The rapid accumulation of genome sequences is a major challenge to researchers attempting to extract the maximum functional and evolutionary information from the new genomes. To avoid informational overflow from the constant influx of new genome sequences, a comprehensive evolutionary classification of the genes from all sequenced genomes is required. Such classifications are based on two fundamental notions from evolutionary biology: orthology and paralogy, which describe the two fundamentally different types of homologous relationships between genes [1
]. Orthologs are homologous genes derived by vertical descent from a single ancestral gene in the last common ancestor of the compared species. Paralogs, in contrast, are homologous genes, which, at some stage of evolution of the respective gene family, have evolved by duplication of an ancestral gene. The notions of orthology and paralogy are intimately linked because, if a duplication (s) occurred after the speciation event that separated the compared species, orthology becomes a relationship between sets of paralogs (co-orthologs), rather than individual genes. A classic case of the interplay between orthologous and paralogous relationships is seen in the globin family: all animal globins, including myoglobin, are paralogs, but they are all co-orthologs of the plant leghemoglobin(s) [5

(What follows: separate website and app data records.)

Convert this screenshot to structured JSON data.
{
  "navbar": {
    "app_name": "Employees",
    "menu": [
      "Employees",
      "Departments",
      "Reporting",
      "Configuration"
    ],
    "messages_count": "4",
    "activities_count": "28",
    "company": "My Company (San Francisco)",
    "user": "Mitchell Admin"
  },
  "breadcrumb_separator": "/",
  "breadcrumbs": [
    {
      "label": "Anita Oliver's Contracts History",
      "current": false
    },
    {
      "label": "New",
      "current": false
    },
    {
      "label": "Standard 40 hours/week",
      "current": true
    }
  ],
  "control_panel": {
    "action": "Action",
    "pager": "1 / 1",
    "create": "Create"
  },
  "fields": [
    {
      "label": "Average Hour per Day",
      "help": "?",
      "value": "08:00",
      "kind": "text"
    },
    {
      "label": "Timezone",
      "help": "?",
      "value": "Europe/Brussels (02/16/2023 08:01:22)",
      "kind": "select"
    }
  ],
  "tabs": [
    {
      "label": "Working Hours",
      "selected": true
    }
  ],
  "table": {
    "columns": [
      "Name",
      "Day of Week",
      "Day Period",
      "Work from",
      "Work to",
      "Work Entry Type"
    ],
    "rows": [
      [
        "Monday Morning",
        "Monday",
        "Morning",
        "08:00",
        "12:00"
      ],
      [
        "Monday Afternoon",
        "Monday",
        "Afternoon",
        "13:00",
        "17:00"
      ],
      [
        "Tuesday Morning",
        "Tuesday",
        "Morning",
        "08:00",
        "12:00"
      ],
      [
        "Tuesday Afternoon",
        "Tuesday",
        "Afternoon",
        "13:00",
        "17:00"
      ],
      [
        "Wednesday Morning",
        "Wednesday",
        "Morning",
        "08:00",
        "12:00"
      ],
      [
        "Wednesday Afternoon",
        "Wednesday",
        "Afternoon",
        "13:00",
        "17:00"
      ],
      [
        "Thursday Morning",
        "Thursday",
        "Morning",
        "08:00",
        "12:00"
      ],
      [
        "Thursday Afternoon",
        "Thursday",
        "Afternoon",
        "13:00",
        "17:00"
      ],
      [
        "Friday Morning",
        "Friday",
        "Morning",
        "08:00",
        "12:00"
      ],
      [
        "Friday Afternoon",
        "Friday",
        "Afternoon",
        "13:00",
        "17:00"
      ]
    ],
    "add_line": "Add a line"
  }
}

Deciphering orthologous and paralogous relationships among genes is critical for both the functional and the evolutionary aspects of comparative genomics [4
]. Orthologs typically occupy the same functional niche in different species, whereas paralogs tend to evolve toward functional diversification. Therefore, robustness of genome annotation depends on accurate identification of orthologs. Similarly, knowing which homologous genes are orthologs and which are paralogs is required for constructing evolutionary scenarios involving, along with vertical inheritance, lineage-specific gene loss and horizontal gene transfer.
In principle, identification of orthologs requires phylogenetic analysis of entire families of homologous proteins, which is expected to isolate orthologous protein sets in distinct clades [6
]. However, on the scale of complete genomes, such analysis is both extremely labor-intensive and error-prone due to the inherent artifacts of phylogenetic tree construction. Therefore shortcuts have been developed by introducing the notion of a genome-specific best hit (BeT). A BeT is the protein in a target genome, which is most similar to a given protein from the query genome [9
]. The underlying premise is that orthologs are more similar to each other than they are to any other protein from the respective genomes. In multiple-genome comparisons, pairs of potential orthologs identified via BeTs can be joined to form clusters of orthologs represented in all or a subset of the analyzed genomes [9
]. This approach to the identification of orthologous protein sets meets with two obvious complications. Firstly, many proteins belong to lineage-specific expansions, i.e., have evolved via duplication(s) after the divergence of the compared species [12
]. In these cases, deciphering (co)orthologous relationships can be a hard task and clusters of orthologs that include such expansions should be treated with particular caution. The second complication is caused by the fact that many proteins exist in multidomain forms encoded by a single gene in some species and as products of two or more stand-alone genes in others. In protein clustering, multidomain proteins may connect distinct clusters of orthologs resulting in artifactual lumping.
The approach to the identification of orthologous protein sets based on clustering of consistent BeTs has been implemented in the collection of Clusters of Orthologous Groups (COGs) of proteins [9
]. The COG construction protocol included an automatic procedure for detecting candidate sets of orthologs, manual splitting of multidomain proteins into the component domains, and subsequent manual curation and annotation. The COGs started with 6 prokaryotic genomes and one genome of a unicellular eukaryote, yeast Saccharomyces cerevisiae
]. Subsequent updates increased the number of prokaryotic genomes in the COGs to 43 [15
]. The procedure for COG construction required that each COG included proteins from at least three sufficiently distant species. This conservative approach notwithstanding, ~60 to ~85% of the proteins encoded in prokaryotic genomes were included in the COGs.
The COG system, which includes the COGNITOR program for adding new members to COGs (RLT, unpublished results), has become a widely used tool for computational genomics. The most important applications of the COGs are functional annotation of newly sequenced genomes [16
] and genome-wide evolutionary analyses [21
Here, we present a major update to the COGs, with over 63 sequenced prokaryotic genomes and three genomes of unicellular prokaryotes now included. Furthermore, the COG system is extended to complex, multicellular eukaryotes by constructing clusters of probable orthologs, which we named KOGs (eukaryotic orthologous groups) for 7 sequenced genomes of animals, fungi, microsporidia, and plants.